In how many lines of the records does the word "Metadata" appear? Reply with the number and nothing else.

[Entries provided — start]

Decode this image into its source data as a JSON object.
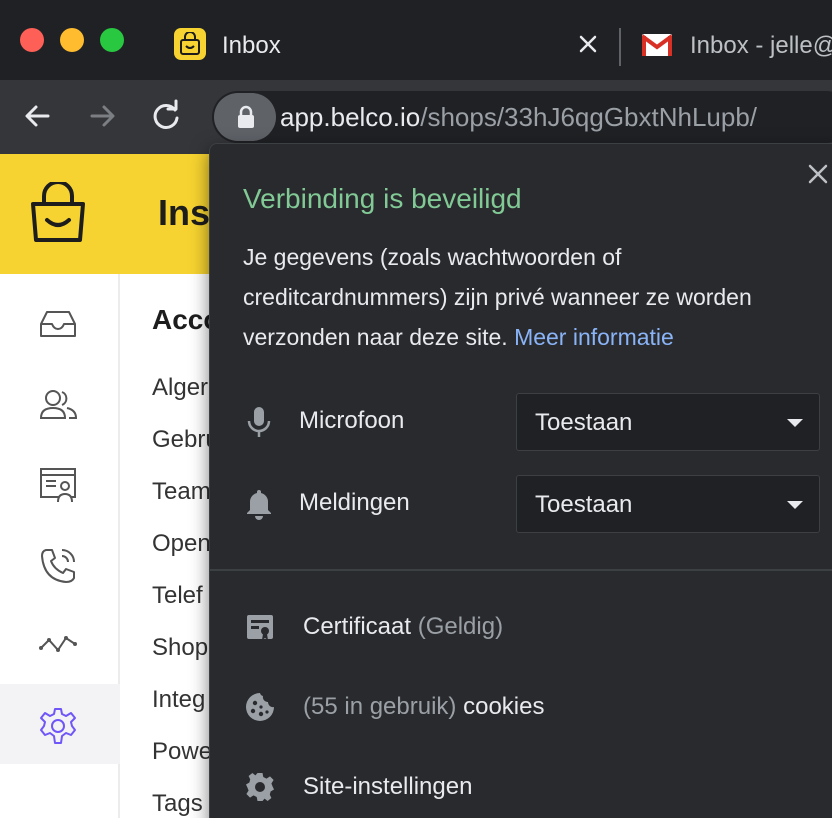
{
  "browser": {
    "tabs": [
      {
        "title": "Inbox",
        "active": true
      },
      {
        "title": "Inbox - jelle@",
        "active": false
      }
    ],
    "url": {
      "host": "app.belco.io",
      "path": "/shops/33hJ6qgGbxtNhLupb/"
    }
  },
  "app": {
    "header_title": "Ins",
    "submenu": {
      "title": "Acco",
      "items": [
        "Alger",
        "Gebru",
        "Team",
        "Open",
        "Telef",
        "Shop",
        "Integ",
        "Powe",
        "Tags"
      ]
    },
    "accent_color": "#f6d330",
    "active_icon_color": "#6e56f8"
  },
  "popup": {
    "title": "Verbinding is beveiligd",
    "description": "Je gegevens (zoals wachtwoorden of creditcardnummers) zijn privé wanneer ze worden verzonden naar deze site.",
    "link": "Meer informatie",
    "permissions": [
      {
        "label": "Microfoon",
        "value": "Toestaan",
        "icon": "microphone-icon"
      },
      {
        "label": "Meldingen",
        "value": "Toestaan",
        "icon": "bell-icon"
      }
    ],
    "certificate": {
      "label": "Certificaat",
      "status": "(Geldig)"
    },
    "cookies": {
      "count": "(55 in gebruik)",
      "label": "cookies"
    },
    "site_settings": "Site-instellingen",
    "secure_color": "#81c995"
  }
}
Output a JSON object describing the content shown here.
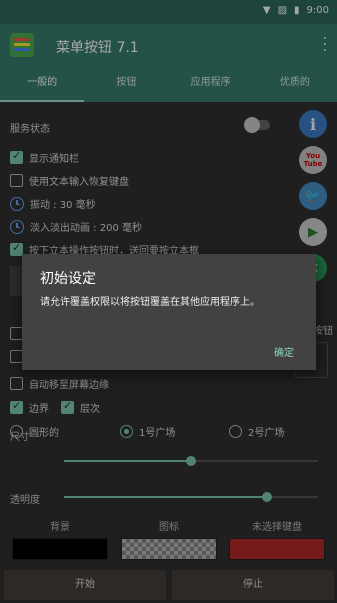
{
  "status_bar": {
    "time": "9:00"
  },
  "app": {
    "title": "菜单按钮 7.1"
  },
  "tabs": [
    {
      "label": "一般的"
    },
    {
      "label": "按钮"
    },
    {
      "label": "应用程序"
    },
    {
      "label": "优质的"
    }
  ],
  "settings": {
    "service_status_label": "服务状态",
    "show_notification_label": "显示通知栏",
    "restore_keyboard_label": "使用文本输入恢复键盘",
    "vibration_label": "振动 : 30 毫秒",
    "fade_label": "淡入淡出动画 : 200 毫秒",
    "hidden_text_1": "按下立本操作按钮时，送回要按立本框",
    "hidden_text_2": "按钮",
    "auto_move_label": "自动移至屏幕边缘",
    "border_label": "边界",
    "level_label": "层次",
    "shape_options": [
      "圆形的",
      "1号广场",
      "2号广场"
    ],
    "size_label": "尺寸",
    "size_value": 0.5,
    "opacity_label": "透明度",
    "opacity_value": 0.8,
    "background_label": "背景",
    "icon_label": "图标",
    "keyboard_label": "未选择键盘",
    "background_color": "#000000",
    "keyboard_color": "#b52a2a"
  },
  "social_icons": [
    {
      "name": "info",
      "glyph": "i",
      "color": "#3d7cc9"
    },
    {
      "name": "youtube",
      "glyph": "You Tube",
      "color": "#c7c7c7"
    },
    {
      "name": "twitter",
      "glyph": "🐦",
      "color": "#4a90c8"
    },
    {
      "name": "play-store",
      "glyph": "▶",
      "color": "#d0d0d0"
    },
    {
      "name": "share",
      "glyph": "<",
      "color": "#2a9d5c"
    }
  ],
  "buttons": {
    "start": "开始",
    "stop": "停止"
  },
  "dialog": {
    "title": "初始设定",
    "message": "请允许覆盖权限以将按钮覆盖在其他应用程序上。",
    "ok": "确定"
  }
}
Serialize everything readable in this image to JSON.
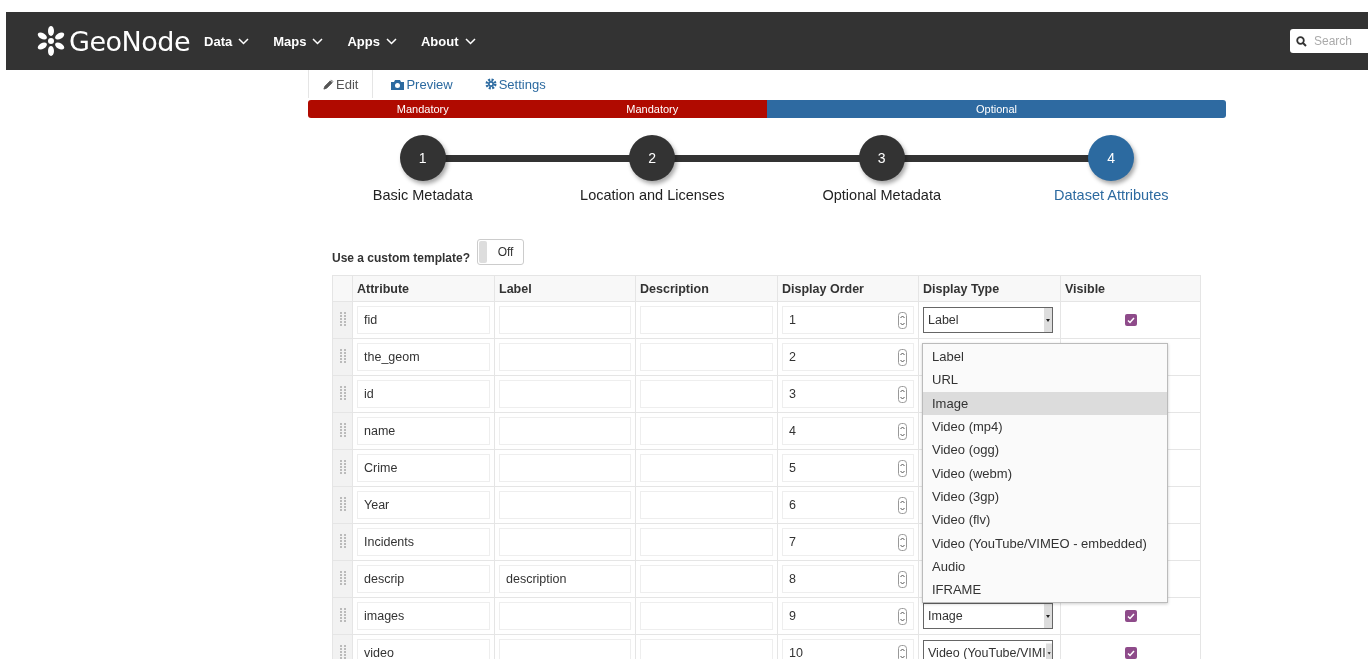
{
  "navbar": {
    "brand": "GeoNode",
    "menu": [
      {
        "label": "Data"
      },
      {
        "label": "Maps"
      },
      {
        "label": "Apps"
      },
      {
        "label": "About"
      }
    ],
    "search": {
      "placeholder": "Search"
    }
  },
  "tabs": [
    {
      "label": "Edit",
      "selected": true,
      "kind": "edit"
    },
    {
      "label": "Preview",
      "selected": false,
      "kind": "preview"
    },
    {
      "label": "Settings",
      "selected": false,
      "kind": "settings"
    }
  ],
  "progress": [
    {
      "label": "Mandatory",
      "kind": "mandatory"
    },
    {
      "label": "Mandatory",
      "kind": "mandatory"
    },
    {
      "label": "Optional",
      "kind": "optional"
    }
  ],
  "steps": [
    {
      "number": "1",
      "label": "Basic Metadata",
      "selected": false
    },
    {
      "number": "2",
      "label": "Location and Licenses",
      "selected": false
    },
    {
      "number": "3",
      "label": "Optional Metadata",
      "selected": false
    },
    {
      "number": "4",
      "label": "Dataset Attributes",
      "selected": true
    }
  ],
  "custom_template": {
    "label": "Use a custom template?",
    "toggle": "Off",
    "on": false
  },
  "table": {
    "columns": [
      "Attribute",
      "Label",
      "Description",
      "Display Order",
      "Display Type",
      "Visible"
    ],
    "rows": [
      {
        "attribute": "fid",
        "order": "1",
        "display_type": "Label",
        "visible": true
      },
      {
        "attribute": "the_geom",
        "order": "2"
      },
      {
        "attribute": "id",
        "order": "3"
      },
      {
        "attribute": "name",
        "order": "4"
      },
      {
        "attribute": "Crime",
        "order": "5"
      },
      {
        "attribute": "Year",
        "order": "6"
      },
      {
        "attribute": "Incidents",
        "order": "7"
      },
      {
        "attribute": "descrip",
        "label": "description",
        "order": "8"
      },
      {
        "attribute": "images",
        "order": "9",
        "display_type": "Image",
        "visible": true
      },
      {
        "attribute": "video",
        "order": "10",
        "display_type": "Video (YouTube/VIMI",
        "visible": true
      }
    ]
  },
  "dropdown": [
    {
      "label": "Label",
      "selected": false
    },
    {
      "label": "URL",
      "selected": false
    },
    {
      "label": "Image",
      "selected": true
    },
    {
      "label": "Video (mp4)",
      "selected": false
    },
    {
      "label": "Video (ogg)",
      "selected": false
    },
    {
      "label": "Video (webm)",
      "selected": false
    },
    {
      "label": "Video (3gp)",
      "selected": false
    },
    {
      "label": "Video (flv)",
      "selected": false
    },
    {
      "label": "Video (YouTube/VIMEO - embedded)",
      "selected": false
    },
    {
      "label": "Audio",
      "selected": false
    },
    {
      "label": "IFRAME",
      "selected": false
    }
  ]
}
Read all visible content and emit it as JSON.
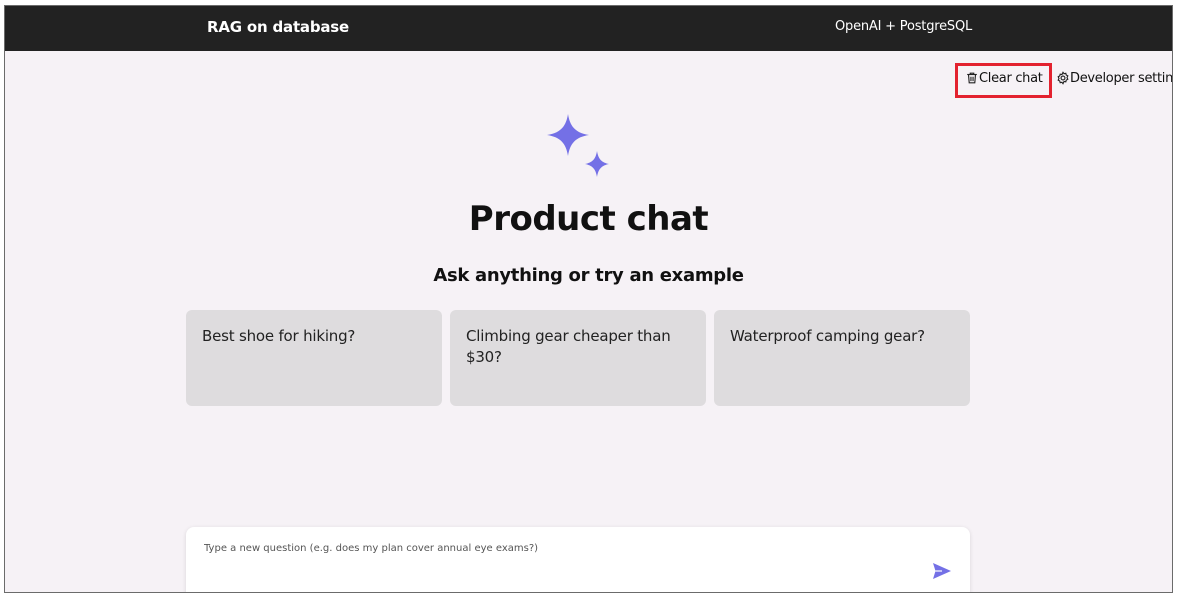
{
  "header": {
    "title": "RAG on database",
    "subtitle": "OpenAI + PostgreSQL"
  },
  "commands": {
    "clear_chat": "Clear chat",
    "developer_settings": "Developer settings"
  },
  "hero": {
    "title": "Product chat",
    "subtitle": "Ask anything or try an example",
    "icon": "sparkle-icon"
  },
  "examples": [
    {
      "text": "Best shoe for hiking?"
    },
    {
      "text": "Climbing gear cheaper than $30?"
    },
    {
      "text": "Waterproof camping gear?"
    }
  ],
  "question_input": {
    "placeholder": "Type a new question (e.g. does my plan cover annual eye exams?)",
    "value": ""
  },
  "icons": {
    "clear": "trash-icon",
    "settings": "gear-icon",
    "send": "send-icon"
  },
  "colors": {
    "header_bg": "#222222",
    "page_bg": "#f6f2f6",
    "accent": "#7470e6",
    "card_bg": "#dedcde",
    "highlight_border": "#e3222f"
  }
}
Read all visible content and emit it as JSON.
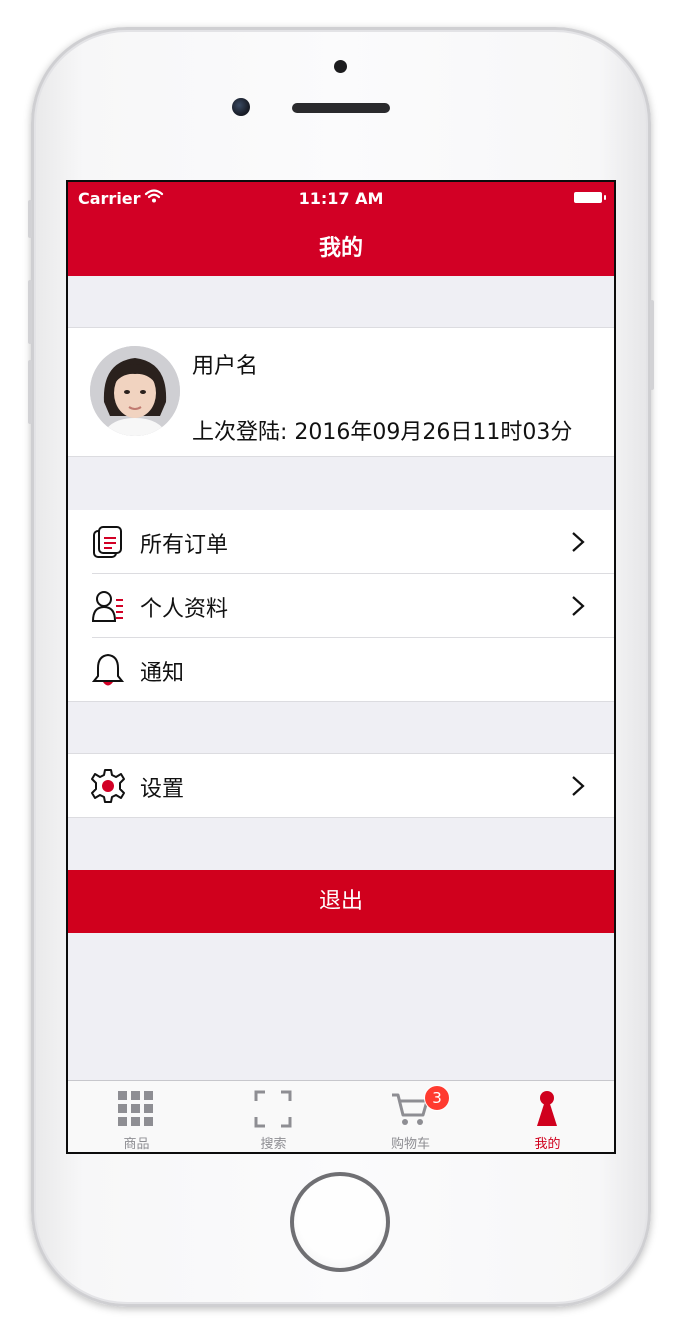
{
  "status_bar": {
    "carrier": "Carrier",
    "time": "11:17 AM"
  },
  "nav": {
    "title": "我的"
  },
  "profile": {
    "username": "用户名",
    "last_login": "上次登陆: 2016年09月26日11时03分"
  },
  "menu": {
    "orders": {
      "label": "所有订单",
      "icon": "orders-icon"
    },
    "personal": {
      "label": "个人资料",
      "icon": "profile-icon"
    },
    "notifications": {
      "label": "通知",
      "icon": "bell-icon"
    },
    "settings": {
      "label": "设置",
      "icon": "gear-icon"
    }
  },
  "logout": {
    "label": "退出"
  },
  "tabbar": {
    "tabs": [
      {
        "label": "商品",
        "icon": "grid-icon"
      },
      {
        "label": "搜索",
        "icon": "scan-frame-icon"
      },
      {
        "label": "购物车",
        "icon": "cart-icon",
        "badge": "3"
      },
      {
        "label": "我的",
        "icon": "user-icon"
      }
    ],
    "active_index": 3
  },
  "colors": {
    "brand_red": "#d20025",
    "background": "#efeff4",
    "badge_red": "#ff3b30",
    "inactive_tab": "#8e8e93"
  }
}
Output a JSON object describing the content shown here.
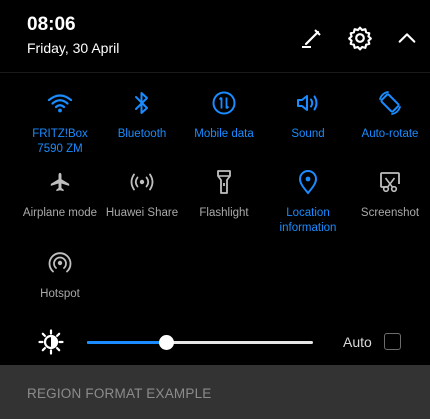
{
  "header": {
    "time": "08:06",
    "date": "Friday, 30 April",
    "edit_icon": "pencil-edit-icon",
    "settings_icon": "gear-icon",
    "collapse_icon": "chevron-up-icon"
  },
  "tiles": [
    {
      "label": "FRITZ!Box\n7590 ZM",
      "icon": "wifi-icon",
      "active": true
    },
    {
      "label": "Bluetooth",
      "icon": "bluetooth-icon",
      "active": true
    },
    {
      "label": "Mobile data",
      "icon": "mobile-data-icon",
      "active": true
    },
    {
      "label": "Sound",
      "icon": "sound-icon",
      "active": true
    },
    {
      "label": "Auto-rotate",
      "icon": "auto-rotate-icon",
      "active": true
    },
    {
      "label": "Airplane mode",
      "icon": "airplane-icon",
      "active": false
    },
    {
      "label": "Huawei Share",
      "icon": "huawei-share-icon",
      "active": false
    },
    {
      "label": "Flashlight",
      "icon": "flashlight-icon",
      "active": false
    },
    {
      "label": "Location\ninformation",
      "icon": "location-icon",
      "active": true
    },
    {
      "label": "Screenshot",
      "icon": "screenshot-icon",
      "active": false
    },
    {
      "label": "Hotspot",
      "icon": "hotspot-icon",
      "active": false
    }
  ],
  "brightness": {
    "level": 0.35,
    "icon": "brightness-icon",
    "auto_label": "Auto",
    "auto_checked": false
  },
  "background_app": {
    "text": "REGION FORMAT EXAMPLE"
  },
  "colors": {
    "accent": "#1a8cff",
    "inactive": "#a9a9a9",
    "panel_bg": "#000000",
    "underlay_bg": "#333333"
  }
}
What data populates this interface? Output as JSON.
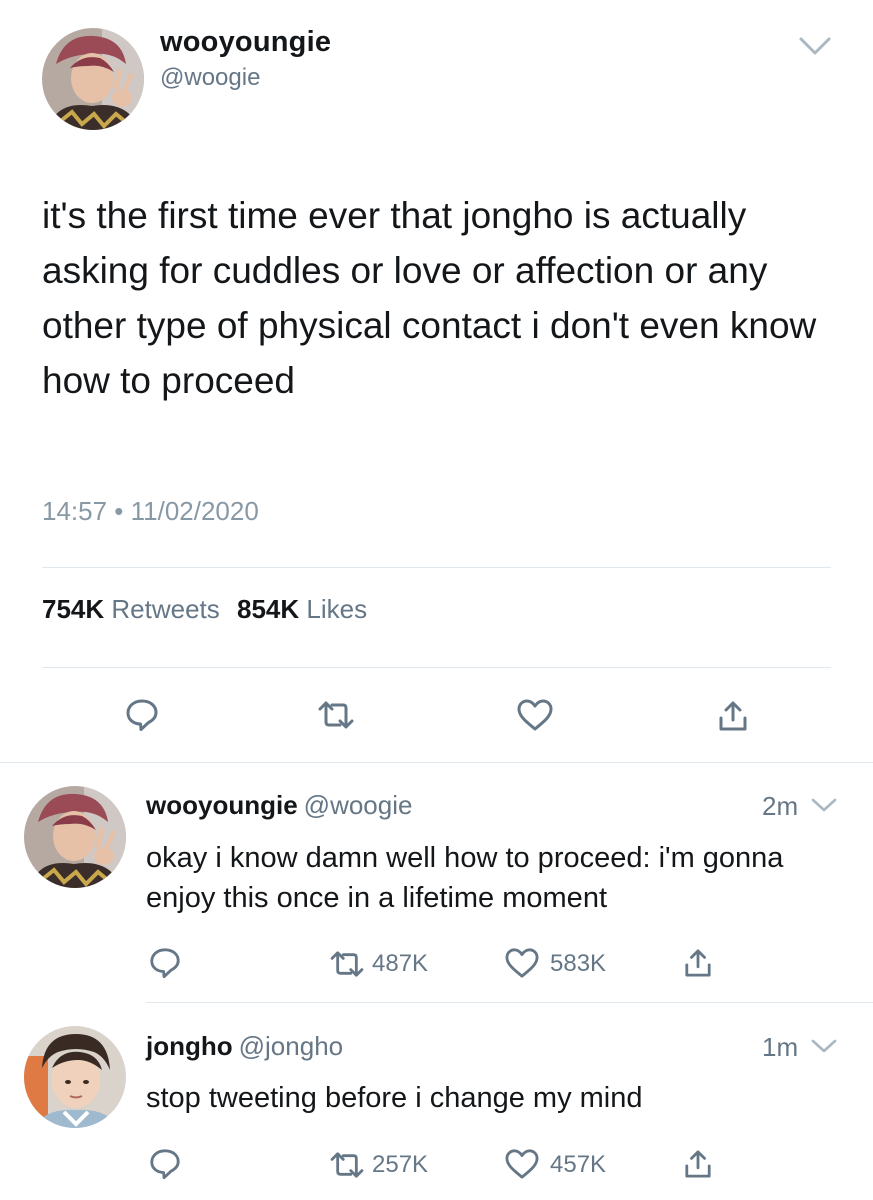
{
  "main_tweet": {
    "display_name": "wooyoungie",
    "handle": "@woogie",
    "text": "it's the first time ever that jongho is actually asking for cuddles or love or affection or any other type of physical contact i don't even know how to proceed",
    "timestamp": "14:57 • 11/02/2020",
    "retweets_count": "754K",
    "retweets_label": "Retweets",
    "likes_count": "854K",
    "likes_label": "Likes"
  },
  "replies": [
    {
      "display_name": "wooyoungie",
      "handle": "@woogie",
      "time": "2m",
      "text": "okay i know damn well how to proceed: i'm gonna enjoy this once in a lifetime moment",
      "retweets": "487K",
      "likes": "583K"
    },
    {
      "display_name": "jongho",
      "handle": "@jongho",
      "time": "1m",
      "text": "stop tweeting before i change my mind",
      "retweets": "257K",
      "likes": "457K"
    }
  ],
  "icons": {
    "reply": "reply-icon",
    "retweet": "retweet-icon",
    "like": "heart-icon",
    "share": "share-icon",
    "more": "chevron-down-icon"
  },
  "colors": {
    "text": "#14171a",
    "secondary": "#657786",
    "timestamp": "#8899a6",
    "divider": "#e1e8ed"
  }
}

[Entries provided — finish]

Task solution: 2